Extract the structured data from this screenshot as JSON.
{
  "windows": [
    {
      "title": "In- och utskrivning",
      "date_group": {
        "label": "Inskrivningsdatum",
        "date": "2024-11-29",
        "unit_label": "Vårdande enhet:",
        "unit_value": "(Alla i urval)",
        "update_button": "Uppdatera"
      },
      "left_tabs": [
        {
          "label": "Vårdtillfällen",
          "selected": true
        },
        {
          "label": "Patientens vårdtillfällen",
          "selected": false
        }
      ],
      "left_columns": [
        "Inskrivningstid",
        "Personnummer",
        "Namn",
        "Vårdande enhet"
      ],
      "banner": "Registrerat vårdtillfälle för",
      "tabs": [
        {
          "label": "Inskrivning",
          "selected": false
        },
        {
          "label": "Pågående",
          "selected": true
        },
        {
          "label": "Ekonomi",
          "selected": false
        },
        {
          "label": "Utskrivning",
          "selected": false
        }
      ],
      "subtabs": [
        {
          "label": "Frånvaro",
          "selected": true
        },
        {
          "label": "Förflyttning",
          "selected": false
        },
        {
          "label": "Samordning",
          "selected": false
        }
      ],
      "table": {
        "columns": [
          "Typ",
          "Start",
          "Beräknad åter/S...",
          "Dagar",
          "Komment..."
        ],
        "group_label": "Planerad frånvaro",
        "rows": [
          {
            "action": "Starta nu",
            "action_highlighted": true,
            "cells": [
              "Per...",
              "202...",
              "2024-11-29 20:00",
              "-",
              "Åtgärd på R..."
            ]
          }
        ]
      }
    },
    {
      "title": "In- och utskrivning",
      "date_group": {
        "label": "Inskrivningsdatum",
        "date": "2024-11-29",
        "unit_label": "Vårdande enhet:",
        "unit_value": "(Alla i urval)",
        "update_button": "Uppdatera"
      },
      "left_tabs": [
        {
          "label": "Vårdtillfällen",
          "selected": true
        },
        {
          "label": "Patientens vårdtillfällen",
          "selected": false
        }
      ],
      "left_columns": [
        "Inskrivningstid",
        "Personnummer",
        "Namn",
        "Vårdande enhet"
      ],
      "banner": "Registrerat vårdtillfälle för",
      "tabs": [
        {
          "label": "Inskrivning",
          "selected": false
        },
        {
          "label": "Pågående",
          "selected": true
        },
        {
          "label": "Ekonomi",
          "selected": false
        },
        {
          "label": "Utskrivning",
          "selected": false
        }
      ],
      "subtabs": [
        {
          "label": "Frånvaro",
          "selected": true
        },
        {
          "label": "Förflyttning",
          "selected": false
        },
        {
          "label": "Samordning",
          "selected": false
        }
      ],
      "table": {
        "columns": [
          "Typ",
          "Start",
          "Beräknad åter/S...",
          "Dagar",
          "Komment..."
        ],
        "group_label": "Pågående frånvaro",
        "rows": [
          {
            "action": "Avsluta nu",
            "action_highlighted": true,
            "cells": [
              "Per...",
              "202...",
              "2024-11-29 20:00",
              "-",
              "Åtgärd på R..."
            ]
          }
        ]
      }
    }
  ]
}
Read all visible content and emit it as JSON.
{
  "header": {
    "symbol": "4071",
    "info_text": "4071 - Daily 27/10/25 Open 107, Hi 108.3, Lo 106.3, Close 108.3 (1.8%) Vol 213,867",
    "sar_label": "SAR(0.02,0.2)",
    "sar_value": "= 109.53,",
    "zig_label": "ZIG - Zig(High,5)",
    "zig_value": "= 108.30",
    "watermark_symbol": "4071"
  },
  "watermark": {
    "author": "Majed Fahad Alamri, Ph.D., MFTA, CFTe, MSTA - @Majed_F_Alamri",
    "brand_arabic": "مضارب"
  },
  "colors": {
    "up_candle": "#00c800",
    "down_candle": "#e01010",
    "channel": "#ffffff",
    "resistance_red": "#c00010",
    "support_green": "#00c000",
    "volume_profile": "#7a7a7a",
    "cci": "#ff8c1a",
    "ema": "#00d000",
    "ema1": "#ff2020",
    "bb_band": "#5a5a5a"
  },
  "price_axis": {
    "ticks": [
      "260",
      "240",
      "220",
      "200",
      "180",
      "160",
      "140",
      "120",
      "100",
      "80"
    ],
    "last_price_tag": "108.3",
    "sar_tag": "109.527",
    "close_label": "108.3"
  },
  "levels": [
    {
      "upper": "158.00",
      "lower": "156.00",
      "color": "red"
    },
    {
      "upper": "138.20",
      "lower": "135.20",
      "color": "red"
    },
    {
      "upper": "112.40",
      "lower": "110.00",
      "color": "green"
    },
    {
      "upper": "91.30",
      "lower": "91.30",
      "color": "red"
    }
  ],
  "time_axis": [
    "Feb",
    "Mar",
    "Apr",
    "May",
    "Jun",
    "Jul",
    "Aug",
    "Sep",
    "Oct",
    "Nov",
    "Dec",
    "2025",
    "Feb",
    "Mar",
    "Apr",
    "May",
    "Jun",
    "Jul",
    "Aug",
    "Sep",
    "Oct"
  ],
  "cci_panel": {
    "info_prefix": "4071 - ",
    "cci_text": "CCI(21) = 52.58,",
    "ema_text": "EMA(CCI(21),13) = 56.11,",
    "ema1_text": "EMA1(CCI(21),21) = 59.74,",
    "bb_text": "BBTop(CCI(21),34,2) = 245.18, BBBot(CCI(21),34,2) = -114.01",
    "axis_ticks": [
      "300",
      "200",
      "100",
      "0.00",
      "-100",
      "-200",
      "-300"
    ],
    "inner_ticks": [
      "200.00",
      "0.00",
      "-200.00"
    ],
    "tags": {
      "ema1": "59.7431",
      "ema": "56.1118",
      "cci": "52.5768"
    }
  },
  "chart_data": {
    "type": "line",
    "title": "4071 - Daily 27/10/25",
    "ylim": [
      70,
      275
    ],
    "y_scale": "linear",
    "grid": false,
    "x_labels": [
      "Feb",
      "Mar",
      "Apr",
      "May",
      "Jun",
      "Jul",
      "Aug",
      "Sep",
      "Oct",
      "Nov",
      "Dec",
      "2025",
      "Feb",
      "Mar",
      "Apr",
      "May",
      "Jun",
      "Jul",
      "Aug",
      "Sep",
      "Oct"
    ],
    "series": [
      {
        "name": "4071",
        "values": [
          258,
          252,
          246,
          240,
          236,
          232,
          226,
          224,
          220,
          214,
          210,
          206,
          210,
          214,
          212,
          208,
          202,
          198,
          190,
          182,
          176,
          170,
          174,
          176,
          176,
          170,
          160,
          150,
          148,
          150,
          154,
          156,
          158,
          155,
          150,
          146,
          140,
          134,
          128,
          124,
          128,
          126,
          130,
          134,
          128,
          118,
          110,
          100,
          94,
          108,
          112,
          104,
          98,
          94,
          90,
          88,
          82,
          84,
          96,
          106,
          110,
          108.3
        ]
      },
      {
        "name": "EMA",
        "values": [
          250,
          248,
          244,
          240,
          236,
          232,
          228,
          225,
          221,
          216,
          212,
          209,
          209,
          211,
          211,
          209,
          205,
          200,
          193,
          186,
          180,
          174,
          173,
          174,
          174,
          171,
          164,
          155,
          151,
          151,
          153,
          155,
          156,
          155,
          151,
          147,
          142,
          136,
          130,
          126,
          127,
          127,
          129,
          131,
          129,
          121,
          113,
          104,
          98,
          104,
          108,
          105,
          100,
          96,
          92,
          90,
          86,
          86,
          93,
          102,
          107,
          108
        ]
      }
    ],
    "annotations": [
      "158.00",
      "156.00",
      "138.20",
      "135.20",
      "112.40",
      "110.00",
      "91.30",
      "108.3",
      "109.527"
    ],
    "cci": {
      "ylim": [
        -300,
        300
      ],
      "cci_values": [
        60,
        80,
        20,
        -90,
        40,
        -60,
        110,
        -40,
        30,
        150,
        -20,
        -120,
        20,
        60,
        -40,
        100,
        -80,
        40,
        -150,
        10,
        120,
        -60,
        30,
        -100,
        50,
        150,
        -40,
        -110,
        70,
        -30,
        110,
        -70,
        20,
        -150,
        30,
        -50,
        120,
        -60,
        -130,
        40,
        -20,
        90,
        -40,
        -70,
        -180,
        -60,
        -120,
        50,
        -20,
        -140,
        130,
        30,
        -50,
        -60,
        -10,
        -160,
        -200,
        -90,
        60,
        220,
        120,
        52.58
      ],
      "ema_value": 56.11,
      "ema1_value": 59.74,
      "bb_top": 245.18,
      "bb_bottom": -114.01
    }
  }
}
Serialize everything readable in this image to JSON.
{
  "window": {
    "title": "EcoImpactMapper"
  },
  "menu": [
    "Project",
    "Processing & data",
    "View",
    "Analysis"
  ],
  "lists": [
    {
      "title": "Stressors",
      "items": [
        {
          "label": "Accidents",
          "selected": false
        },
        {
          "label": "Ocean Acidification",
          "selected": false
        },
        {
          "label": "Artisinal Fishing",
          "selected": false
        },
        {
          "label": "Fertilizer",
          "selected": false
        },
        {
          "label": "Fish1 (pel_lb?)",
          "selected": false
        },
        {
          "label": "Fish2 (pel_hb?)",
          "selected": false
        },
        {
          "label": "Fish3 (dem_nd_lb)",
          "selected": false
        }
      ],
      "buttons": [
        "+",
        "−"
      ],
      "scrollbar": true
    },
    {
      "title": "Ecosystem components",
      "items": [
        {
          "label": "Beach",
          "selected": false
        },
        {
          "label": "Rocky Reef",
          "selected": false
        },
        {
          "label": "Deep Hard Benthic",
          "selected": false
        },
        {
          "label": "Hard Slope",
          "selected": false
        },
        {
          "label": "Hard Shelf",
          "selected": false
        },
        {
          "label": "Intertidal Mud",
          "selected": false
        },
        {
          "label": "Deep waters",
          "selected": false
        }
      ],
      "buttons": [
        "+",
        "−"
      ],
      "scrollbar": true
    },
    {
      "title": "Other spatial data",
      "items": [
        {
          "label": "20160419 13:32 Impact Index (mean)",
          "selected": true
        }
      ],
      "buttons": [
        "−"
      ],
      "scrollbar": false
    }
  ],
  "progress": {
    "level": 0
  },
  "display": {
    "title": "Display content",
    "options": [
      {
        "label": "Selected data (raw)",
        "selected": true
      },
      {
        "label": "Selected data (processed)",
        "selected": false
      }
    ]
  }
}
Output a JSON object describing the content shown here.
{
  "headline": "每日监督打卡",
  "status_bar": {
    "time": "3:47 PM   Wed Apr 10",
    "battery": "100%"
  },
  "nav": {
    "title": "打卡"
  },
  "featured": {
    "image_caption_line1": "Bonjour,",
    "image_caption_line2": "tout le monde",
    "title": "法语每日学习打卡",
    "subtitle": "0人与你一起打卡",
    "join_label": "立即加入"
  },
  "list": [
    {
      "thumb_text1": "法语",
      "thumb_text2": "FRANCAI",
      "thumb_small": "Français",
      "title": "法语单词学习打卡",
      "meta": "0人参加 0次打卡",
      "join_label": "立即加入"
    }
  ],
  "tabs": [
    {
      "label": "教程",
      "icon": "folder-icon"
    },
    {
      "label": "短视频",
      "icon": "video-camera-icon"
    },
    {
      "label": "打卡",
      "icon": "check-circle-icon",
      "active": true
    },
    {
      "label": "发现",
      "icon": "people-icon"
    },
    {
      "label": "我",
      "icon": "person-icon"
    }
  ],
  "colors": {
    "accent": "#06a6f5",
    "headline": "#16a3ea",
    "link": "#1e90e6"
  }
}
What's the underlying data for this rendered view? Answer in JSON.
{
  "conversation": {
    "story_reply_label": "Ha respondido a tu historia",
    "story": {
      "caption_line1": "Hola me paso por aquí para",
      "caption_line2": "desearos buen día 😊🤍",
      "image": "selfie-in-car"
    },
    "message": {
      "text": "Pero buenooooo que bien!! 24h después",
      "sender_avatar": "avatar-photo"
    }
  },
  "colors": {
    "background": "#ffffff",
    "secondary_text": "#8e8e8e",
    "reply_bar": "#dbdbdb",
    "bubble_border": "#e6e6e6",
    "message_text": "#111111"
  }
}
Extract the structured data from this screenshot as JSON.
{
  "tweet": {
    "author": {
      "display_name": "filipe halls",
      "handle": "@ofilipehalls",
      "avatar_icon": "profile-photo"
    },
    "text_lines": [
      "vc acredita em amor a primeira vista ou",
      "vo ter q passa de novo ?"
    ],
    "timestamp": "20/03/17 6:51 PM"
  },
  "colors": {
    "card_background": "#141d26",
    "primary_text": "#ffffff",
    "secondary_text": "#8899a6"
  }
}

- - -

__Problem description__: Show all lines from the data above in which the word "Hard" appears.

__Answer below__:
          "label": "Deep Hard Benthic",
          "label": "Hard Slope",
          "label": "Hard Shelf",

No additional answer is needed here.